Carina: I am the Deputy Vice-Chancellor of Research at the university at the moment. So that includes working with research boards for the university with all the different faculties; we also have special councils for ethics, and another one for PhD studies; we’re trying to combine these different aspects of research in these different either boards, or councils, which include all the faculties.

I think it’s always a collaboration. Gothenburg University is a very broad university, we have several faculties and they stem from medicine, to humanities to arts. And I think sometimes to get these different aspects of research to work together is a challenge, but also very very much fun of course, and interesting.

Do you manage to continue doing research during your tenure as a vice chancellor?

Carina: I have 20% research in my position.
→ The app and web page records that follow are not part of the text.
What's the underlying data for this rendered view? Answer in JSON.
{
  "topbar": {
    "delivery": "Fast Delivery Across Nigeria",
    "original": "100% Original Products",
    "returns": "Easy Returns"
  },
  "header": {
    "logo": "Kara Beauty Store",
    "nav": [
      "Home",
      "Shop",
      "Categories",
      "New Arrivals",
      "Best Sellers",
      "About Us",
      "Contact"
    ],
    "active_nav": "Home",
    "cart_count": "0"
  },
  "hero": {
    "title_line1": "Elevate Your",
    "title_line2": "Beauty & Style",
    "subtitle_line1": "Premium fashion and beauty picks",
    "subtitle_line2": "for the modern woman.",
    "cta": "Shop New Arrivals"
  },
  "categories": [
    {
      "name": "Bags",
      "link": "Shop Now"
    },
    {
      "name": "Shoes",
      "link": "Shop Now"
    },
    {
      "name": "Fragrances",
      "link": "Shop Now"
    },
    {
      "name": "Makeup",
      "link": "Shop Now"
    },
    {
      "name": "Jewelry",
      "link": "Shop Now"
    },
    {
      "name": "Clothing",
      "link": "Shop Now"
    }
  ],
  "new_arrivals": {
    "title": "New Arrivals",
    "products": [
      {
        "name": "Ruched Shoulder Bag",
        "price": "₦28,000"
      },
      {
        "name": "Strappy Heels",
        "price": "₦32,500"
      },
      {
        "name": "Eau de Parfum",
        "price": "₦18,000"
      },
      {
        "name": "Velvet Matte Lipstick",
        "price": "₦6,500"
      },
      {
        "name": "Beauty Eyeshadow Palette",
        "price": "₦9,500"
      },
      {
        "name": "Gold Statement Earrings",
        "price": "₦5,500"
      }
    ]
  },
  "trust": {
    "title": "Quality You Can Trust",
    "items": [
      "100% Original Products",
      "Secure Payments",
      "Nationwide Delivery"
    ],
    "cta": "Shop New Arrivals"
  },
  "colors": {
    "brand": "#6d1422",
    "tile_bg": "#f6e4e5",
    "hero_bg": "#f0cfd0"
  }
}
Maybe I don’t spend quite so much time on research, but I have a very good team in my lab, so I’m very lucky to be able to use them for that.

So you’re still attached to your lab?

Carina: Absolutely yes, we are very busy writing papers, applying for money all the time…

How did you arrive to EUTOPIA?

Carina: I’ve only been in my position for a year, so EUTOPIA was already sort of settled, already there when I started. So I took over the leadership of TRAIN when I started, which is the research part, or project within the EUTOPIA pilot project. And that’s how I’ve started to connect with all the other parts of EUTOPIA.

What do you expect for the future of R&I in EUTOPIA?

Carina: Our idea is that we think it’s important that we form the very best basis and platform for the researchers to work. And they can choose in what subjects they want to study or research on. But I think the important thing is that we give them the right conditions to excel in the fields that they choose to work in, basically, and I think that can be done across sectors, across universities, and I think we can gain from communicating with each other, and then take this one step further.

I already know that our communities that have met through EUTOPIA would probably not have worked together otherwise… It’s a long-term project. I think we have to give it time, everyone has to start to learn about each other before they can, obviously, trust each other enough to start a research project, but I think in the long run it will lead to further collaborations.

And of course, the innovation side is going to be, hopefully, the end point of, the next step of the research.

What is EUTOPIA doing for innovation and knowledge transfer at the European level?

Carina: Well first of all within TRAIN we have developed a Grant & Innovation Office, combined and established within the project, and that includes all the participating universities, so that’s obviously going to be important because then they can work together on different aspects of how to implement these things, both in the public but also in the industry. And then I think we have to try and work as much as we can with companies. That can of course be regional companies, but also that can be international companies, and I think we have a great potential there, particularly on the international side, if we start to develop strategies for approaching them, and working together to combine our research efforts. I think that’s definitely an output that we should be looking for.

And it’s important I think to work with the communications, or regulations, so that we understand each other enough to be able to share the information, because of course this information, on company patents and that sort of thing, needs to be very carefully regulated. And I think there we have to really think about how do we combine this within Europe, so that we think and speak the same language. We talk a lot about multilingual approaches, and I think this is a different language that we need to be able to speak.

Can Research & Innovation convey a local, or even a European identity?

Carina: My vision would be that we would be global, and that would the end goal I think, so… Having a European identity, that could be that we are setting certain standards for example, that we do things ethically, we have a sustainable basis for everything we do, that could be our European trademark if you like. But then of course, the global market is what we would aim for as an end point.